• Exercise objective: Report every line below that has the string "JSON" in it.

• Dataset records:
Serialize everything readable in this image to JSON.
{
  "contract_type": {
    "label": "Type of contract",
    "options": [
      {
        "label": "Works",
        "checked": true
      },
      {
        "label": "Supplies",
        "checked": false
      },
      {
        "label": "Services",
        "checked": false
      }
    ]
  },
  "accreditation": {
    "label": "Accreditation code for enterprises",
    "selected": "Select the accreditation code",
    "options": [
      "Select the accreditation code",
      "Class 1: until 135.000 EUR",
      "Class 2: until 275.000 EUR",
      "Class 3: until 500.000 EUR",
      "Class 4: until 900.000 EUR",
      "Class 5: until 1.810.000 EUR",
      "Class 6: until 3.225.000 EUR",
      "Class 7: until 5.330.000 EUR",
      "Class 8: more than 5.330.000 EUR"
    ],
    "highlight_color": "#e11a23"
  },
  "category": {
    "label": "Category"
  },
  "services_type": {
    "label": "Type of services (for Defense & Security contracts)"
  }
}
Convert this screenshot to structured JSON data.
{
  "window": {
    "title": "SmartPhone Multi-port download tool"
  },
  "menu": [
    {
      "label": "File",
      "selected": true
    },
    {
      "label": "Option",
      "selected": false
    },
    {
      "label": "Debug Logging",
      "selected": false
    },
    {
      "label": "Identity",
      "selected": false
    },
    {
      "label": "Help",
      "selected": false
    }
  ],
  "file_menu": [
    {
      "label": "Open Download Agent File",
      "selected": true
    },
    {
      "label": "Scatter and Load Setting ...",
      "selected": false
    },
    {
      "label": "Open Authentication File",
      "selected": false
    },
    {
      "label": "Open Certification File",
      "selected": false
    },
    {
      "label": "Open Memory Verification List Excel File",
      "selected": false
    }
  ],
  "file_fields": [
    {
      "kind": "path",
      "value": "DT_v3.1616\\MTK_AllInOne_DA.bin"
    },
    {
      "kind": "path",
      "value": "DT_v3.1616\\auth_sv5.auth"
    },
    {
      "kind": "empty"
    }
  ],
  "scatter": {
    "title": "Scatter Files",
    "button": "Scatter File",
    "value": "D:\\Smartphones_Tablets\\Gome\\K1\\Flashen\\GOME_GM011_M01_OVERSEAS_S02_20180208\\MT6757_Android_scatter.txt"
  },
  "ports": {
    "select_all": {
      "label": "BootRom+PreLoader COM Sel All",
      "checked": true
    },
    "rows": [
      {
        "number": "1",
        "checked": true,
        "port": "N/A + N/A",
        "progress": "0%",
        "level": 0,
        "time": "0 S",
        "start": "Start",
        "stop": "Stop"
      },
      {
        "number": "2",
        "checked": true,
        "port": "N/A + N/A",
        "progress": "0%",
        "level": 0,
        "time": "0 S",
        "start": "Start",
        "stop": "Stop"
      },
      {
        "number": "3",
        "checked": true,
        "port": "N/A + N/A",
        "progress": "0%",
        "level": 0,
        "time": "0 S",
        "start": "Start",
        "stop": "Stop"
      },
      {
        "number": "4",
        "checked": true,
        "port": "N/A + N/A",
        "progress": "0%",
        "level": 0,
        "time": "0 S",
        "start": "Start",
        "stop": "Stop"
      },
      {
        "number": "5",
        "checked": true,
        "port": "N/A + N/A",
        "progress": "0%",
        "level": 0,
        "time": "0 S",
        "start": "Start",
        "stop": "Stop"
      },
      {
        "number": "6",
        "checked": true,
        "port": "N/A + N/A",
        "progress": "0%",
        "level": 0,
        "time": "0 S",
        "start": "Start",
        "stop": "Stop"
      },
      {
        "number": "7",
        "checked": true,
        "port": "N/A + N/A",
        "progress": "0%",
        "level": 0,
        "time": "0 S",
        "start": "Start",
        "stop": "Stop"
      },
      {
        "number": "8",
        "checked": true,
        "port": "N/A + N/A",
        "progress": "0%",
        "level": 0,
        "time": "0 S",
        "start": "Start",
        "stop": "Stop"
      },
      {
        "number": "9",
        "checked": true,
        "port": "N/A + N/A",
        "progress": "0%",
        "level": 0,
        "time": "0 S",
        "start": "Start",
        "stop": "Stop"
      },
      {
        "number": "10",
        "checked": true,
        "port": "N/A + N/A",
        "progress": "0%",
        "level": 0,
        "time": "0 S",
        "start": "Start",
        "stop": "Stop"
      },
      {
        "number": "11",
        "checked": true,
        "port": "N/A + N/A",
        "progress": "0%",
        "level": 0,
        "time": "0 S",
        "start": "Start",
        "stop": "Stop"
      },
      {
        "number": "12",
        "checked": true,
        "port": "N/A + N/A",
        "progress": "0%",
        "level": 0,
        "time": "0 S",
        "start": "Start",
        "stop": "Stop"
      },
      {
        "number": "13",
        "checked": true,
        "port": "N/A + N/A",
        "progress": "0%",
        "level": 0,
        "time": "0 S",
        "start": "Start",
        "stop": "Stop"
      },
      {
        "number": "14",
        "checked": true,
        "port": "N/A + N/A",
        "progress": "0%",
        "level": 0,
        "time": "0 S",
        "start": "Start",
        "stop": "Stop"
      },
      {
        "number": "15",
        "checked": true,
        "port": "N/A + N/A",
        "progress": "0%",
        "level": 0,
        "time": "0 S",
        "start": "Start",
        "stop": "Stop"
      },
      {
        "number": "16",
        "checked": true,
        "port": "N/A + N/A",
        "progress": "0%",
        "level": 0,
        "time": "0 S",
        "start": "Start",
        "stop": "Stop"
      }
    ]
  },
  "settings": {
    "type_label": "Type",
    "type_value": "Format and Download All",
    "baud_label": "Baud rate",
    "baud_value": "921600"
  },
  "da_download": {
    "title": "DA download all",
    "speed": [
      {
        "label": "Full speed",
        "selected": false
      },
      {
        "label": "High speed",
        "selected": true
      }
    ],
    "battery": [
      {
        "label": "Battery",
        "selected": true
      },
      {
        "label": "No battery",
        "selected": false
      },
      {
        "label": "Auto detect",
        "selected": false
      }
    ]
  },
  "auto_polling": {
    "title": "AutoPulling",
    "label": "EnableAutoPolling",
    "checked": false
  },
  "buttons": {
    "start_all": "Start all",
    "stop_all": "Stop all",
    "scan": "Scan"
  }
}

• Reply to the exercise:
Serialize everything readable in this image to JSON.
Convert this screenshot to structured JSON data.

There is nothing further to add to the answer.